Richard Ansdell, “Highland Tod, Fox Hunter” (1859), oil on canvas

Elsewhere though, the museum reminds us how humans have engineered dogs for centuries. Where would the American Kennel Club be, after all, if it wasn’t for these canine eugenics projects that have resulted in hundreds of different breeds? (The organization officially recognizes only 192 dog breeds from an estimated 340 known throughout the world.) On the museum’s second floor are two paintings hung together for the sake of juxtaposition: “Ch. Nornay Sadler” (1940) by Edwin Megargee and “The Totteridge XI,” (1897) by Arthur Wardle. The latter work depicts a smooth fox terrier with anatomical precision, making the dog an ideal of the breed. The painting below depicts nearly a dozen other fox terriers, all imperfect attempts at achieving the perfection displayed above.

Installation view with “Ch. Nornay Sadler” (1940) by Edwin Megargee (center top)  and “The Totteridge XI,” (1897) by Arthur Wardle (center bottom)

Here the museum is at its best, drawing a connection from the institution to its art collection through the narrative of breeding. Still, I would imagine that a more critical museum divorced from such an authoritative organization would more critically address the links between breeding programs and their results. For whatever positive results human-engineered diversity in dogs has wrought, there are countless examples of dogs who have shorter lifespans and health conditions. Looking at you, bulldogs and beagles.
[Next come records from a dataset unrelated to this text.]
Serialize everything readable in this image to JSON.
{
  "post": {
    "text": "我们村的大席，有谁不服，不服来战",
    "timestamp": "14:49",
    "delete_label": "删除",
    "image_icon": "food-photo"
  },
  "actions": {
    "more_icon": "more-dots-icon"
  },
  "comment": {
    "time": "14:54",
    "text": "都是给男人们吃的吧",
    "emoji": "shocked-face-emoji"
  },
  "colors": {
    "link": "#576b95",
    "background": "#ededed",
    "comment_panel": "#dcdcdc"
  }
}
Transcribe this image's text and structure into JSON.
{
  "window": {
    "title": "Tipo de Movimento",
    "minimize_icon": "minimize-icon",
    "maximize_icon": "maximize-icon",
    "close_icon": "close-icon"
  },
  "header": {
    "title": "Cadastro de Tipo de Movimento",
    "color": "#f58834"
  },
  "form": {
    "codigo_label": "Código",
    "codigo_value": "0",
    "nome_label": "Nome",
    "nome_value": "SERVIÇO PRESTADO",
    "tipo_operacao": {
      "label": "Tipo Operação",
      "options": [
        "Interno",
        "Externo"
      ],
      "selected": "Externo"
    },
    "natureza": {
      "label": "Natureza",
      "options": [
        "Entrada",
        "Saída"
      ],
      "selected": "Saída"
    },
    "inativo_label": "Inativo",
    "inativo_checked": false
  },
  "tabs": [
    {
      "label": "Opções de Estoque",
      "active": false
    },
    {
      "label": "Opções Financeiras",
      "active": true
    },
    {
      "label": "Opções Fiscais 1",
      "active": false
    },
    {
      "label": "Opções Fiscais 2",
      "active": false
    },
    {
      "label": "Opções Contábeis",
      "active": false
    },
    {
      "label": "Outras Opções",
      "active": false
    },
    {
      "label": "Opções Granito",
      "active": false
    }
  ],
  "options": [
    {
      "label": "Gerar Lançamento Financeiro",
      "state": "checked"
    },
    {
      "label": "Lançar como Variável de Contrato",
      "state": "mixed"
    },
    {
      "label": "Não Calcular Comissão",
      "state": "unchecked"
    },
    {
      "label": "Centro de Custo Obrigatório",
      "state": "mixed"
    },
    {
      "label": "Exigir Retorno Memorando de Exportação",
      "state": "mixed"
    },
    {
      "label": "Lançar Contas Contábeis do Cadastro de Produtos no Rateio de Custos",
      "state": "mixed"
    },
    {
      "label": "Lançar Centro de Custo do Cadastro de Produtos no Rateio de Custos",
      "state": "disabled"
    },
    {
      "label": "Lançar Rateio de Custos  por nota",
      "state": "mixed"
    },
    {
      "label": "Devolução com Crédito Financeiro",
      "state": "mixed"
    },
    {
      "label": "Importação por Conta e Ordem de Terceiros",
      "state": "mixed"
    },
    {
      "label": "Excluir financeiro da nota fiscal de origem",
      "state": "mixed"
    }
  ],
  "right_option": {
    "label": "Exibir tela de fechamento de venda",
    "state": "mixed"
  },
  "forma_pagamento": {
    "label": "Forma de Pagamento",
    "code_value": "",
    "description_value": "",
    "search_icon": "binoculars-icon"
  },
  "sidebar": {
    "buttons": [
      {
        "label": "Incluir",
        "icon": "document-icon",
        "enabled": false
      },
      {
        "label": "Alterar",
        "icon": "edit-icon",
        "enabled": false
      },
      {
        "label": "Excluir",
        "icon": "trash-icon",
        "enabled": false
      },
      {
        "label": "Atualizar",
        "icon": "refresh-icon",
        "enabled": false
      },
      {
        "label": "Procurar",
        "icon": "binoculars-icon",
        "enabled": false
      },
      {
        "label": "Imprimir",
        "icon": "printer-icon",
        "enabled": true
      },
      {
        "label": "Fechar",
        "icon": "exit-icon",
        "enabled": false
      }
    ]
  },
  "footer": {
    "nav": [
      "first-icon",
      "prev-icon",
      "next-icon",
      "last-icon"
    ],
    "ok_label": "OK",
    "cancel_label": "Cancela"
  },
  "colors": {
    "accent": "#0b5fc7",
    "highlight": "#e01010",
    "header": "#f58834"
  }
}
Christine Merrill, “Millie on the South Lawn” (1990), oil on board

Still, I have hope that the museum will use its new square footage to execute more ambitious exhibitions in the future. Where are William Wegman’s Weimaraner photographs? What happened to Picasso’s adopted dog, Lump. And we need shows devoted to presidential dogs. (A portrait of George HW Bush’s English Springer Spaniel is here, but what about Lyndon B. Johnson’s beagle or Barack Obama’s Portuguese Water Dog?) Throw this strange side of political history a bone!

Installation view of the Museum of Dogs
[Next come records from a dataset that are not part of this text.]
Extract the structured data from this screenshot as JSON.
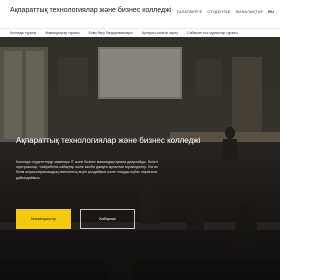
{
  "header": {
    "brand": "Ақпараттық технологиялар және бизнес колледжі",
    "top_nav": [
      "ТАЛАПКЕРГЕ",
      "СТУДЕНТКЕ",
      "ЖАҢАЛЫҚТАР",
      "RU"
    ]
  },
  "subnav": {
    "items": [
      "Колледж туралы",
      "Мамандықтар туралы",
      "Білім беру бағдарламалары",
      "Арнаулы кәсіптік оқыту",
      "Сабақтан тыс жұмыстар туралы"
    ]
  },
  "hero": {
    "title": "Ақпараттық технологиялар және бизнес колледжі",
    "description": "Колледж студенттерді заманауи IT және бизнес мамандықтарына даярлайды. Білікті оқытушылар, тәжірибелік сабақтар және кәсіби дамуға арналған мүмкіндіктер. Біз өз білім алушыларымыздың мансаптық өсуін қолдаймыз және оларды еңбек нарығына дайындаймыз.",
    "primary_button": "Мамандықтар",
    "secondary_button": "Хабарлас"
  },
  "colors": {
    "accent": "#f2c90f",
    "hero_overlay": "#3b3731"
  }
}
A vitrine at the Museum of the Dog includes a 30-million-year-old fossil of a canine ancestor next to a 2nd–3rd century CE Roman paw print.
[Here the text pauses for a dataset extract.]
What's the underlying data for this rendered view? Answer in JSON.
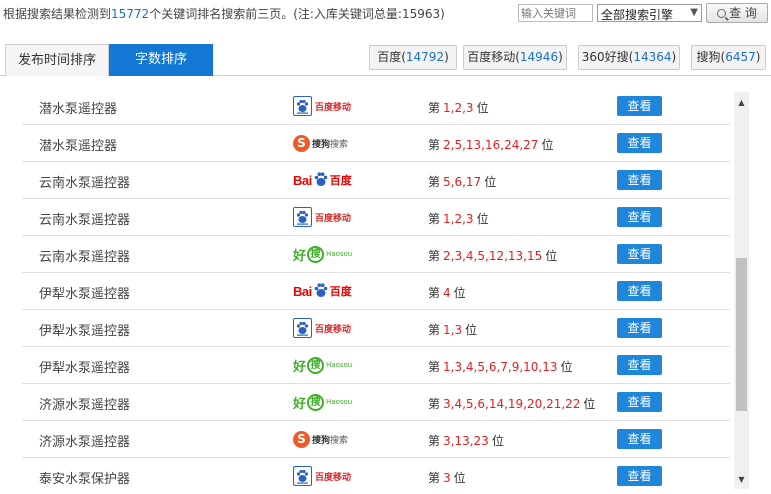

The American Kennel Club’s Museum of the Dog is now open to the public at 101 Park Avenue, Midtown, Manhattan.

Zachary Small was a writer at Hyperallergic.